We often receive messages from guys who would really like to study web and start writing codes, but they don’t have enough time to get the appropriate skills. And we always know what to advice.
Malcolm Gladwell wrote an instantly bestselling book called “Geniuses and outsiders. Why is everything one and nothing else?” Based on it, we need 10,000 hours to achieve a high level of any skill. Perhaps world-class mastery may require 10 thousand hours of hard training, but to master a skill sufficient to satisfy your needs and start practicing in something, as a rule, you do not need to make such tremendous efforts.
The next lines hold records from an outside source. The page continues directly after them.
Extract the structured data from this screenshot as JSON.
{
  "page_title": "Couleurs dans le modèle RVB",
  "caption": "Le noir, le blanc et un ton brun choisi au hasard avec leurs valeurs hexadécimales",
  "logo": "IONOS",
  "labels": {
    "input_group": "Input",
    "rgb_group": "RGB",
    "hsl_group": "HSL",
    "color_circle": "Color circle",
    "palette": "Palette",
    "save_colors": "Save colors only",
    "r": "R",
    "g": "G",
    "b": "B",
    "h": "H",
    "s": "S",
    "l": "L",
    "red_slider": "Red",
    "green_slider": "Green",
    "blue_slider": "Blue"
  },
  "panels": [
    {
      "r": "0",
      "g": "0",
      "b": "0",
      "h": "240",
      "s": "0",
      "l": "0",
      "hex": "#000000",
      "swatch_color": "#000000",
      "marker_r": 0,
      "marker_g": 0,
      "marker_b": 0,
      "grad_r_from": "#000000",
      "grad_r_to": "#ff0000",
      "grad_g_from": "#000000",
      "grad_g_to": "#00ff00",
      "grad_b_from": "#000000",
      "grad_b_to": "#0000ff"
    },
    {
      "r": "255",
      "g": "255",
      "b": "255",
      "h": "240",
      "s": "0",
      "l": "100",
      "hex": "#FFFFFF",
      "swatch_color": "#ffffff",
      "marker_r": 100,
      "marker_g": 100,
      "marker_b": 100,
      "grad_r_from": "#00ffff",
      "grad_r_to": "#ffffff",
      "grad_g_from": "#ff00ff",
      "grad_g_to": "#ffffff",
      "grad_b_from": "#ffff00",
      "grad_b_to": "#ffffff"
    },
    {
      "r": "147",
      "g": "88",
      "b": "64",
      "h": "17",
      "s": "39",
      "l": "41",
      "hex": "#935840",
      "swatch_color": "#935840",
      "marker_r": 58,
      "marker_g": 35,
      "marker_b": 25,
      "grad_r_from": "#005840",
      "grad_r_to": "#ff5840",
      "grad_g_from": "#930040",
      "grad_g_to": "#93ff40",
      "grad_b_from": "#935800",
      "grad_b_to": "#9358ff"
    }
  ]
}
The key point to quickly acquiring a skill is the principle of sufficiency, as Josh Kaufman writes in his book “The First 20 Hours”.
The rapid acquisition of a skill can be represented in four main steps:
● Splitting the skill into elements, the smallest of the possible.
● Studying each element is detailed enough to give training meaningfulness and the ability to correct errors.
● Removing physical, psychological, and emotional barriers to training.
● Training the most important elements for at least 20 hours.
For those who fall into the trap of “fixed” mind, thinking that they are not able to learn something or do not have much talent, there is good news: many studies (and their number is constantly growing) demonstrate that any brain can be improved with the help of exercises. The human brain is plastic.
Here are 10 key principles for quickly acquiring a skill:
1. Choose an attractive project.
2. Focus on a single skill.
3. Define the target skill level.
4. Split the skill into elements.
5. Prepare everything you need for classes.
6. Remove obstacles to practice.
7. Allocate special time for classes.
8. Create quick feedback loops.
9. Schedule at short, intense intervals.
10. Pay attention to quantity and speed.
In order to pour oneself into the described theory, read Josh Kaufman's book at your leisure, you will find a lot of interesting things in it, and most importantly - a rational approach to studying, which, unfortunately, is not taught in schools or universities. And remember: “We have no rules. We are trying to achieve a result.”